### WHAT YOU SHOULD DO
Pull every line holding the string "title" from the records below.

Dataset records

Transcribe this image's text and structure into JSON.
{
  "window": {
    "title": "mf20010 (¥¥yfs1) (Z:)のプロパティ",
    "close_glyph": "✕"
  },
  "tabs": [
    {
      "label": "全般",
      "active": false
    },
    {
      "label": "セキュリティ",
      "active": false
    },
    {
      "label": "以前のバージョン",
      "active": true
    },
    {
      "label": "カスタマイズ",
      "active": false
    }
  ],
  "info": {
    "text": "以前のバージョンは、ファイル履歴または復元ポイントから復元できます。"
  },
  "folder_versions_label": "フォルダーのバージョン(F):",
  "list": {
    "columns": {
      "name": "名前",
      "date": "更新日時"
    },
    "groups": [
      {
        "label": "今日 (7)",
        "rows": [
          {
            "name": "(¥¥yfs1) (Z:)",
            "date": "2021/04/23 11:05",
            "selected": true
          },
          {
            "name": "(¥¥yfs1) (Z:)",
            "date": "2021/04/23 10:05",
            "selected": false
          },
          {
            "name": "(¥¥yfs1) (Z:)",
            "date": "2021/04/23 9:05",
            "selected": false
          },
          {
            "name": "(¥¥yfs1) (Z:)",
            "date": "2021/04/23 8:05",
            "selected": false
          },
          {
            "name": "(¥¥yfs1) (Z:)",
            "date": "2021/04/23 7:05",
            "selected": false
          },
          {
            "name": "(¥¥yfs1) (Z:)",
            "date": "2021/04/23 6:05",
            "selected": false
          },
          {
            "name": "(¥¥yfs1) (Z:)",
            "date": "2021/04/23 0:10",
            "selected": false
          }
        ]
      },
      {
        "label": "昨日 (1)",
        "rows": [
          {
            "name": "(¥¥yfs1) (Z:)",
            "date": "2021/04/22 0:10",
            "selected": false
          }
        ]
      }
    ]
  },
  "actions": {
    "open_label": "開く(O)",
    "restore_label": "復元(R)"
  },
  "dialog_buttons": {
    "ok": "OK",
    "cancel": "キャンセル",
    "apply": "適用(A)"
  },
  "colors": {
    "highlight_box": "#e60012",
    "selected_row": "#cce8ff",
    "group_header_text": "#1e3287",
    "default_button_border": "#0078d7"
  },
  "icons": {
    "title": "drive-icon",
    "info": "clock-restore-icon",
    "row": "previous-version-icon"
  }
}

### SOLUTION TO THE EXERCISE
    "title": "mf20010 (¥¥yfs1) (Z:)のプロパティ",
    "title": "drive-icon",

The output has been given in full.